**Task:** Filter out every line below that lacks "this", and copy the rest.

Dataset rows for apps and sites:
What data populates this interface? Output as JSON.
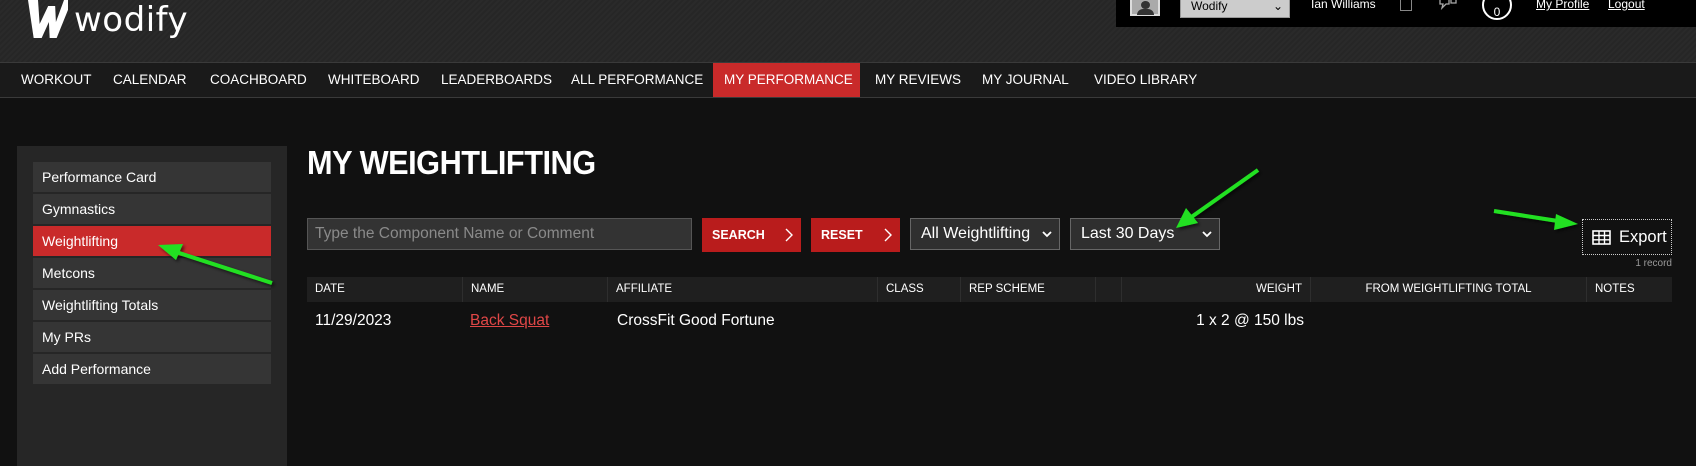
{
  "brand": {
    "name": "wodify"
  },
  "topbar": {
    "gym_select_value": "Wodify",
    "user_name": "Ian Williams",
    "notification_count": "0",
    "my_profile_label": "My Profile",
    "logout_label": "Logout"
  },
  "nav": {
    "items": [
      {
        "label": "WORKOUT"
      },
      {
        "label": "CALENDAR"
      },
      {
        "label": "COACHBOARD"
      },
      {
        "label": "WHITEBOARD"
      },
      {
        "label": "LEADERBOARDS"
      },
      {
        "label": "ALL PERFORMANCE"
      },
      {
        "label": "MY PERFORMANCE"
      },
      {
        "label": "MY REVIEWS"
      },
      {
        "label": "MY JOURNAL"
      },
      {
        "label": "VIDEO LIBRARY"
      }
    ],
    "active": "MY PERFORMANCE"
  },
  "sidebar": {
    "items": [
      {
        "label": "Performance Card"
      },
      {
        "label": "Gymnastics"
      },
      {
        "label": "Weightlifting"
      },
      {
        "label": "Metcons"
      },
      {
        "label": "Weightlifting Totals"
      },
      {
        "label": "My PRs"
      },
      {
        "label": "Add Performance"
      }
    ],
    "active": "Weightlifting"
  },
  "main": {
    "title": "MY WEIGHTLIFTING",
    "search_placeholder": "Type the Component Name or Comment",
    "search_label": "SEARCH",
    "reset_label": "RESET",
    "type_filter": "All Weightlifting",
    "date_filter": "Last 30 Days",
    "export_label": "Export",
    "record_count": "1 record"
  },
  "table": {
    "headers": [
      "DATE",
      "NAME",
      "AFFILIATE",
      "CLASS",
      "REP SCHEME",
      "",
      "WEIGHT",
      "FROM WEIGHTLIFTING TOTAL",
      "NOTES"
    ],
    "rows": [
      {
        "date": "11/29/2023",
        "name": "Back Squat",
        "affiliate": "CrossFit Good Fortune",
        "class": "",
        "rep_scheme": "",
        "weight": "1 x 2 @ 150 lbs",
        "from_total": "",
        "notes": ""
      }
    ]
  },
  "colors": {
    "accent_red": "#c92a2a",
    "background": "#111111",
    "annotation_arrow": "#22e022"
  }
}
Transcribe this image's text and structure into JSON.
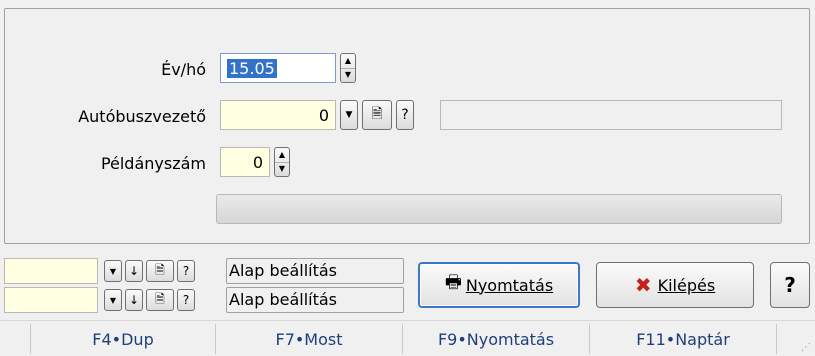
{
  "form": {
    "ev_ho": {
      "label": "Év/hó",
      "value": "15.05"
    },
    "autobuszvezeto": {
      "label": "Autóbuszvezető",
      "value": "0",
      "help_label": "?"
    },
    "peldanyszam": {
      "label": "Példányszám",
      "value": "0"
    },
    "progress": 0
  },
  "settings_rows": [
    {
      "help_label": "?",
      "label": "Alap beállítás"
    },
    {
      "help_label": "?",
      "label": "Alap beállítás"
    }
  ],
  "buttons": {
    "print_label": "Nyomtatás",
    "exit_label": "Kilépés",
    "help_label": "?"
  },
  "statusbar": [
    "F4•Dup",
    "F7•Most",
    "F9•Nyomtatás",
    "F11•Naptár"
  ]
}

**Worked solution:**
What data populates this interface? Output as JSON.
Transcribe this image's text and structure into JSON.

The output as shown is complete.